The Reverend Richard Kirker of the Anglican Church in England has been waging a fight for many decades to recognize the rights of gays and lesbians, but has decided to retire and allow others to continue the struggle for equal rights for fellow Christians. He has endeavored to promote torance and respect for gays and lesbians while directing the Gay and Lesbian and Gay Christian Movement. The Anglican Church has been torn apart by the fanatic anti-gay stance of Archbishop Peter Akinola of Nigeria who has become a world wide leader in the movement to suppress any gay rights in the church. Even Rowan Williams, the Archlbishop of Canterbury, has come out against the ordination by American Episcopalians of a gay bishop.

Anyone who engaged in such ongoing struggles for human rights is bound to become weary and a bit pessimistic as the forces of intolerance marshall their forces in pursuit of hatred. A fatigued Kirker noted: “The situation is appalling. Life for gay priests is immeasureably worse than when I s tarted doing this job because of the obsessive scrutiny of those who hate us.” We suspect he underestimates the success that has been achieved over the past twenty years in pursuit of gay and lesbian rights. At least now, there are gay bishops and the Anglican Church is finally confronting the issue. Silence m ay be golden and peaceful, but it never results in action.

  • Chris Eve

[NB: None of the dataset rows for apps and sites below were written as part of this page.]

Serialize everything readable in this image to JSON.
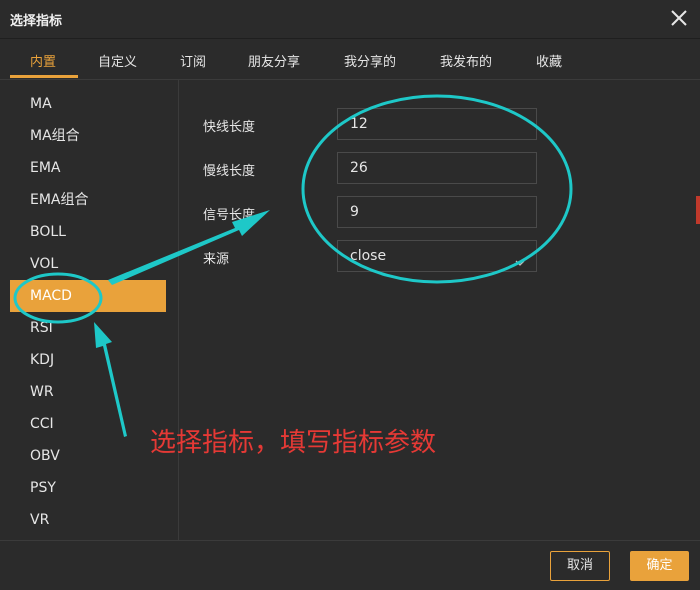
{
  "window": {
    "title": "选择指标"
  },
  "tabs": [
    {
      "label": "内置",
      "active": true
    },
    {
      "label": "自定义"
    },
    {
      "label": "订阅"
    },
    {
      "label": "朋友分享"
    },
    {
      "label": "我分享的"
    },
    {
      "label": "我发布的"
    },
    {
      "label": "收藏"
    }
  ],
  "sidebar": {
    "items": [
      "MA",
      "MA组合",
      "EMA",
      "EMA组合",
      "BOLL",
      "VOL",
      "MACD",
      "RSI",
      "KDJ",
      "WR",
      "CCI",
      "OBV",
      "PSY",
      "VR"
    ],
    "selected": "MACD"
  },
  "params": {
    "fast": {
      "label": "快线长度",
      "value": "12"
    },
    "slow": {
      "label": "慢线长度",
      "value": "26"
    },
    "signal": {
      "label": "信号长度",
      "value": "9"
    },
    "source": {
      "label": "来源",
      "value": "close"
    }
  },
  "footer": {
    "cancel_label": "取消",
    "ok_label": "确定"
  },
  "annotation": {
    "text": "选择指标，填写指标参数",
    "color": "#e53935",
    "marker_color": "#1ec8c8"
  },
  "colors": {
    "accent": "#e9a23b",
    "background": "#2b2b2b"
  },
  "icons": {
    "close": "close-icon",
    "dropdown": "chevron-down-icon"
  }
}
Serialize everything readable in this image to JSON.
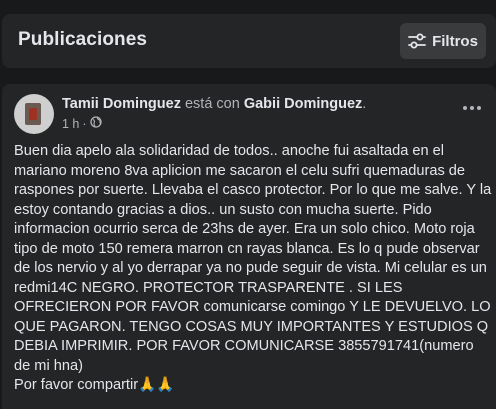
{
  "header": {
    "title": "Publicaciones",
    "filter_label": "Filtros",
    "filter_icon": "sliders-icon"
  },
  "post": {
    "author": "Tamii Dominguez",
    "connector": " está con ",
    "tagged": "Gabii Dominguez",
    "tagged_suffix": ".",
    "time": "1 h",
    "separator": "·",
    "privacy_icon": "globe-icon",
    "more_icon": "more-dots-icon",
    "body": "Buen dia apelo ala solidaridad de todos.. anoche fui asaltada en el mariano moreno 8va aplicion me sacaron el celu sufri quemaduras de raspones   por suerte. Llevaba el casco protector. Por lo que me salve. Y la estoy contando gracias a dios.. un susto con mucha suerte. Pido informacion ocurrio serca de 23hs de ayer. Era un solo chico. Moto roja tipo de moto 150 remera marron cn rayas blanca.  Es lo q pude observar de los nervio y al yo  derrapar ya no pude seguir de vista. Mi celular es un redmi14C NEGRO. PROTECTOR TRASPARENTE . SI LES OFRECIERON POR FAVOR comunicarse comingo  Y  LE DEVUELVO.   LO QUE PAGARON. TENGO COSAS MUY IMPORTANTES Y ESTUDIOS Q DEBIA IMPRIMIR. POR FAVOR COMUNICARSE  3855791741(numero de mi hna)",
    "share_line": "Por favor compartir🙏🙏"
  },
  "colors": {
    "background": "#18191a",
    "card": "#242526",
    "button": "#3a3b3c",
    "primary_text": "#e4e6eb",
    "secondary_text": "#b0b3b8"
  }
}
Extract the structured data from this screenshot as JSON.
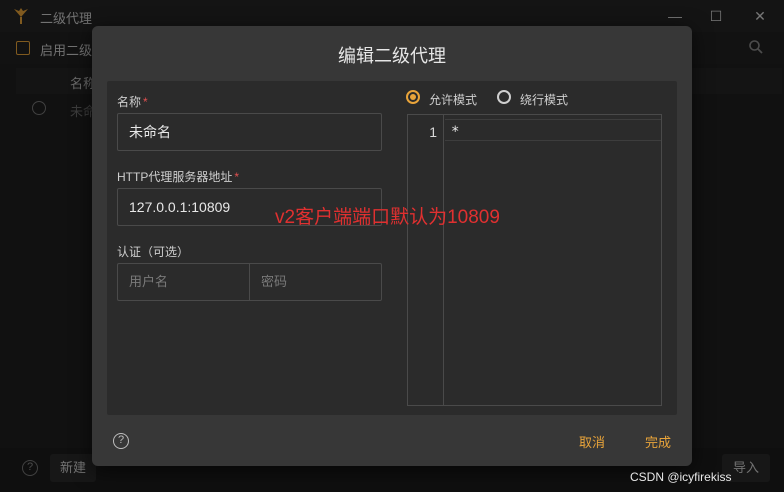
{
  "window": {
    "title": "二级代理",
    "minimize": "—",
    "maximize": "☐",
    "close": "✕"
  },
  "toolbar": {
    "enable_label": "启用二级"
  },
  "table": {
    "col_name": "名称",
    "row_name": "未命"
  },
  "bottom": {
    "help": "?",
    "new_label": "新建",
    "import_label": "导入"
  },
  "dialog": {
    "title": "编辑二级代理",
    "name_label": "名称",
    "required_mark": "*",
    "name_value": "未命名",
    "server_label": "HTTP代理服务器地址",
    "server_value": "127.0.0.1:10809",
    "auth_label": "认证（可选）",
    "username_placeholder": "用户名",
    "password_placeholder": "密码",
    "mode_allow": "允许模式",
    "mode_bypass": "绕行模式",
    "selected_mode": "允许模式",
    "editor": {
      "line_number": "1",
      "line_text": "*"
    },
    "help": "?",
    "cancel_label": "取消",
    "done_label": "完成"
  },
  "annotation": "v2客户端端口默认为10809",
  "watermark": "CSDN @icyfirekiss",
  "colors": {
    "accent": "#e9a43a",
    "annotation": "#e03030",
    "required": "#e05050"
  }
}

    There were gay bishops twenty years ago too. They were just not open about their sexuality. I suspect Rev. Kirker was hoping for a little more progress after two decades than just a discussion.
    What disturbs me is the lack of charity and respect inherent in the process – and to refuse to worship together and take communion is demeaning. The Eucharist ought to be recognised as a Bond of Affection. If we cannot worship together, then everything else we may claim to believe is really rather hollow.

  • Fred Stopsky